‘Gate-crashing’ enterprises and users globally are Trojans, Backdoors, and Droppers which comprise 72 percent of the total cyber-attacks across the globe, as per anonymized statistics from free requests from Kaspersky Threat Intelligence Portal.
The statistics likewise show that the different sorts of malware that researchers most frequently examine and investigate don’t harmonize with the most widespread ones.
By and large, submitted hashes or dubious uploaded files ended up being Trojans (25 percent of requests), Backdoors, a malware that gives an attacker remote control over a computer (24 percent), and Trojan-Droppers (23 percent) that install different malignant objects.
Denis Parinov, Acting Head of Threats Monitoring and Heuristic Detection explains “We have noticed that the number of free requests to the Kaspersky Threat Intelligence Portal to check viruses or pieces of code that insert themselves in over other programs, is extremely low less than one percent, but it is traditionally among the most widespread threats detected by endpoint solutions,”
Later added, “Viruses are rarely of interest to researchers, most likely because they lack novelty compared to other threats.”
Despite the fact that Trojans are typically the most widespread type of malware, however, Backdoors and Trojan-Droppers are not as common as they just make up 7 percent and 3 percent of every malevolent file blocked by the Kaspersky endpoint products.
The researchers say, “This difference can be explained by the fact that researchers are often interested in the final target of the attack, while endpoint protection products are seeking to prevent it at an early stage,”

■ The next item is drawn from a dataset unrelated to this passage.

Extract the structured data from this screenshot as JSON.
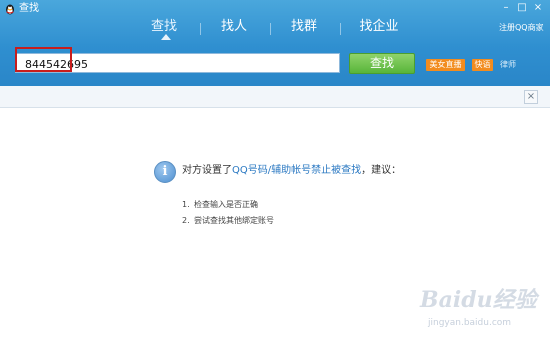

Nonetheless, in order to develop response and remediation measures, security analysts need to distinguish the objective of the attack, the root of a malignant object, its prominence, and at the end, the report specified that it’s the security researchers who need to identify all components within the dropper.